[Data entries]
= = = = =

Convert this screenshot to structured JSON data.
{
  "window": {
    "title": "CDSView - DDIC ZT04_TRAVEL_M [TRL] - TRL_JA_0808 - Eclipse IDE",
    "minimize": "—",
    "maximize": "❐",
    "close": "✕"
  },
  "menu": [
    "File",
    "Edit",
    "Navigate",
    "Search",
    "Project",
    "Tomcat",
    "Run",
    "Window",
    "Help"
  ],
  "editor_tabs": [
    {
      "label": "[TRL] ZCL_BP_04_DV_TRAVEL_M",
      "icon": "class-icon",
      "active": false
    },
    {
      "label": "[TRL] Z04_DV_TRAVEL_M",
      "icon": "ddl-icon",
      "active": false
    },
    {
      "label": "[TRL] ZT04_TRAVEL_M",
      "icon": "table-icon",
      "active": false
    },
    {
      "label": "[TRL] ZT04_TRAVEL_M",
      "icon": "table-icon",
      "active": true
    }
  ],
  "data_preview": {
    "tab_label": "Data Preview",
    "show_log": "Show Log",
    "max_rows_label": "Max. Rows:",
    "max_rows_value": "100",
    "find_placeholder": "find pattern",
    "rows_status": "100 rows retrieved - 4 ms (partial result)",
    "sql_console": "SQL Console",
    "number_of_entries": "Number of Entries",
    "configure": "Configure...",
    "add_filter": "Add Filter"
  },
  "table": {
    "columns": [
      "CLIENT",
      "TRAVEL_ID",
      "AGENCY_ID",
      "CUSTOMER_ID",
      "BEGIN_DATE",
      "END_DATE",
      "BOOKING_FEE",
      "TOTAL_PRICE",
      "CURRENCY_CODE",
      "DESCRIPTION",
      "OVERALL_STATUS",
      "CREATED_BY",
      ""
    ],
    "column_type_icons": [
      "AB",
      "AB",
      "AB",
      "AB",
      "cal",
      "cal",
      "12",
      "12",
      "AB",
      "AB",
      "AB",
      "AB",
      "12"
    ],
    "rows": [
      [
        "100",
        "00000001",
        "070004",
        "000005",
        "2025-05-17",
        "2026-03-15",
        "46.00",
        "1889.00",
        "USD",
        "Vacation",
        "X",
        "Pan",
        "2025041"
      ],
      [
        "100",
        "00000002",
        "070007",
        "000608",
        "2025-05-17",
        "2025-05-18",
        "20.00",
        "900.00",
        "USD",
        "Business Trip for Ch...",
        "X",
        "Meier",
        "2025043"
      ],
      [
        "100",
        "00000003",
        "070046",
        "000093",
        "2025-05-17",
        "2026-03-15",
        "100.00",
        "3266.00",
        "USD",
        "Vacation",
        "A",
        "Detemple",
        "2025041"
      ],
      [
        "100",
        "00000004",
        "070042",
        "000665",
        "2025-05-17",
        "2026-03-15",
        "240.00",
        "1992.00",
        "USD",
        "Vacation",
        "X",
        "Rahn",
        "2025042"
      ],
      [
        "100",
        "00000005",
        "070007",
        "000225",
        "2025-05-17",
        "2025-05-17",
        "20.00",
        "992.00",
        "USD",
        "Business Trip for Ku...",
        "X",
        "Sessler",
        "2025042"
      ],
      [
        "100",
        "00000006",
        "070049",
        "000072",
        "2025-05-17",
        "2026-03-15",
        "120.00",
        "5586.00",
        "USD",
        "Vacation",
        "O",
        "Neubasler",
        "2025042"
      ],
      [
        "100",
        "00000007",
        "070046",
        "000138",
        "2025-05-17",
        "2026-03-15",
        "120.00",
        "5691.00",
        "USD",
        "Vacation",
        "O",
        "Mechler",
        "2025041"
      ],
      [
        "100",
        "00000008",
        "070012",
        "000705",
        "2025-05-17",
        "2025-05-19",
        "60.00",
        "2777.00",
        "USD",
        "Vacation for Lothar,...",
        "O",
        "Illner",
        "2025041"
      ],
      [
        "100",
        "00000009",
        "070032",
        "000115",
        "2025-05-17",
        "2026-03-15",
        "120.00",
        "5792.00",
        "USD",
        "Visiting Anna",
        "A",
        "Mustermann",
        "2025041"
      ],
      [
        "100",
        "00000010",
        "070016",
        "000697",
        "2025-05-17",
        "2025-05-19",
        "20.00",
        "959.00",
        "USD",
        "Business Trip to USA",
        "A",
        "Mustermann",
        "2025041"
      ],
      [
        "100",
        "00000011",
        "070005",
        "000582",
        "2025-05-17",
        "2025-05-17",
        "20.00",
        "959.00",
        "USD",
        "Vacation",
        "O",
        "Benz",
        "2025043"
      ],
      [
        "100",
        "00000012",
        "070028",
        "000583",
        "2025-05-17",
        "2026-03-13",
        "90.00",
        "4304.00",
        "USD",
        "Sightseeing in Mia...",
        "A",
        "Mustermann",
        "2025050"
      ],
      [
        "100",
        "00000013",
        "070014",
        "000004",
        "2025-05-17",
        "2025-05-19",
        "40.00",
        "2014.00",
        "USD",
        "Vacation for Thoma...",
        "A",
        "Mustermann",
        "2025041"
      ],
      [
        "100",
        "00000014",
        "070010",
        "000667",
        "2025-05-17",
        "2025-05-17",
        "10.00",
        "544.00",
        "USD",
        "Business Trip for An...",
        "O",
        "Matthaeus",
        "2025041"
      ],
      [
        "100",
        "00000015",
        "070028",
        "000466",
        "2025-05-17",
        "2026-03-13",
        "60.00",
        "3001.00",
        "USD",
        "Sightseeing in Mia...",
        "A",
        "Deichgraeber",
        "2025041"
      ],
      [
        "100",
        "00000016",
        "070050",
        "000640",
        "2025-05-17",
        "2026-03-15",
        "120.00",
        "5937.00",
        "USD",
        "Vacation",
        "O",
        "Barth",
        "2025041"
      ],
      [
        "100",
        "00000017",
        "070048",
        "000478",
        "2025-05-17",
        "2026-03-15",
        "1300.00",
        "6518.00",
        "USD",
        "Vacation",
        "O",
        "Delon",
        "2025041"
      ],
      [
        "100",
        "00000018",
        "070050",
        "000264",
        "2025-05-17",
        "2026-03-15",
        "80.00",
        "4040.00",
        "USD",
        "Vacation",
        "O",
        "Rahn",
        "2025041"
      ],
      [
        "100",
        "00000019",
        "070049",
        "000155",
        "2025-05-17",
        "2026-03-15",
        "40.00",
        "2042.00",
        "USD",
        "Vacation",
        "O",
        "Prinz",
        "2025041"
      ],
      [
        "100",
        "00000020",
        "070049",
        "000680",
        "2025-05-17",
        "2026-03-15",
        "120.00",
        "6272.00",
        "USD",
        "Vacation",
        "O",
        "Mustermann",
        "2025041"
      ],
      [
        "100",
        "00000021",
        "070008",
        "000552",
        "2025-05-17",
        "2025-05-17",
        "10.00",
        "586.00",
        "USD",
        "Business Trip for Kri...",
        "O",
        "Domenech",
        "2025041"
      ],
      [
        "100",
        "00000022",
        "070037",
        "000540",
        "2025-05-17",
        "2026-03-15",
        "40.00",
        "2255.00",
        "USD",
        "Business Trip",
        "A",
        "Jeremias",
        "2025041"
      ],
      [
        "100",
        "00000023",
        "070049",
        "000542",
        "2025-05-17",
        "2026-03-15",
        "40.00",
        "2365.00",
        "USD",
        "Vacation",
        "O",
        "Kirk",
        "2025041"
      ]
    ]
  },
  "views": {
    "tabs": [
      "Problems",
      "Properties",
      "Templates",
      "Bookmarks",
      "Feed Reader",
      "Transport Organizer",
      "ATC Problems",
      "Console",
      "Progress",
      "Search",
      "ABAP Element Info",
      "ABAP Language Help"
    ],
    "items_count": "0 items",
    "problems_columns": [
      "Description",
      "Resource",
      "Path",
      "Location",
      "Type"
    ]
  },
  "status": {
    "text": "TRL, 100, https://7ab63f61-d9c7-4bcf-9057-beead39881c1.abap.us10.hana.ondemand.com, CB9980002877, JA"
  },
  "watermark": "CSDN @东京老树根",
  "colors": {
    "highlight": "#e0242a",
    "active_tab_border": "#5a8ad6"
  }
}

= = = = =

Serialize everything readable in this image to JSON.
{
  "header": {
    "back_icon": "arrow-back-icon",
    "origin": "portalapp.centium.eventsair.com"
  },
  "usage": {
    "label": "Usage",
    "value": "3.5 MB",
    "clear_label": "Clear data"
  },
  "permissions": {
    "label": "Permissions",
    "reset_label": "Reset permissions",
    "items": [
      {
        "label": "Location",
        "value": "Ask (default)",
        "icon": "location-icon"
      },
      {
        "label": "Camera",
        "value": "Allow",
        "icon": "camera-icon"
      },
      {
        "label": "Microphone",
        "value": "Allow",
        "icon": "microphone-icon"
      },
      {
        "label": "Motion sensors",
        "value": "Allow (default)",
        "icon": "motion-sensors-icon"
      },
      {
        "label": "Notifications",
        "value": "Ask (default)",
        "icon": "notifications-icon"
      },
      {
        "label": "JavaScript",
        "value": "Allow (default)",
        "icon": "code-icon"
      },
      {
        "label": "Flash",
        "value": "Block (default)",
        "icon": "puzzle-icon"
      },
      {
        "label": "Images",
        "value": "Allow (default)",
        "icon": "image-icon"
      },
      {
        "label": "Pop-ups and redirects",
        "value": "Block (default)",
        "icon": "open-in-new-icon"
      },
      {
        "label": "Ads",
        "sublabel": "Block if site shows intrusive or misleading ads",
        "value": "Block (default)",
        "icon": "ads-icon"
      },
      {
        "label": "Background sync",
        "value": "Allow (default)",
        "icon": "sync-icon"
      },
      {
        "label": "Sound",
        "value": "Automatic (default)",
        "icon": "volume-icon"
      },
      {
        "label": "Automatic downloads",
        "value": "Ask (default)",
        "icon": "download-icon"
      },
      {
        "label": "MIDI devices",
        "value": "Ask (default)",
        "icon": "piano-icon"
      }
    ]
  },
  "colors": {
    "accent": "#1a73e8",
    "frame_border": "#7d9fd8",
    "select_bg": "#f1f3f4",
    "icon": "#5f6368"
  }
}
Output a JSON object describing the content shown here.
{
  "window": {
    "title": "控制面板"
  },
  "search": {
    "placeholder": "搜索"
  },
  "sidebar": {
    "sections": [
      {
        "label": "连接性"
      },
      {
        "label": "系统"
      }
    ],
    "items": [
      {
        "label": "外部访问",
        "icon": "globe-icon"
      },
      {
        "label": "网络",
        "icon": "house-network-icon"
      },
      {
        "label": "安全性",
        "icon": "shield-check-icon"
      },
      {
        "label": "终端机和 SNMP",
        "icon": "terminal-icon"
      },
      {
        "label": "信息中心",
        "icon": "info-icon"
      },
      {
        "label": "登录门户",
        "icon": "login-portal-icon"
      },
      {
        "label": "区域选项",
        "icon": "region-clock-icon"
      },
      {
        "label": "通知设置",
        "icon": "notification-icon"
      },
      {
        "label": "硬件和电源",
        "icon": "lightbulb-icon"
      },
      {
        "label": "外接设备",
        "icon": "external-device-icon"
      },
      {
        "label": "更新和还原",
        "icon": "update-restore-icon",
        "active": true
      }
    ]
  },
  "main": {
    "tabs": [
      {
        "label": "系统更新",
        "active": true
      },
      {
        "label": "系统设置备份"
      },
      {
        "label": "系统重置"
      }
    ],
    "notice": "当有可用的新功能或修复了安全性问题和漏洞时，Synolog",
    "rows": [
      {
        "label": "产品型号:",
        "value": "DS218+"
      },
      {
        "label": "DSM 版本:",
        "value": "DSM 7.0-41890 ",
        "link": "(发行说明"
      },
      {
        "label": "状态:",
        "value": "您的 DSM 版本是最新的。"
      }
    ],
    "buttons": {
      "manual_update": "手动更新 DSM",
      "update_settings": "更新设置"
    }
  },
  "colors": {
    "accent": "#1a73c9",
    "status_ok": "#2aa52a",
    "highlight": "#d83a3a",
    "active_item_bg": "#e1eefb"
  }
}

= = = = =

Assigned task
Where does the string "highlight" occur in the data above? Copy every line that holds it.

Output
    "highlight": "#e0242a",
    "highlight": "#d83a3a",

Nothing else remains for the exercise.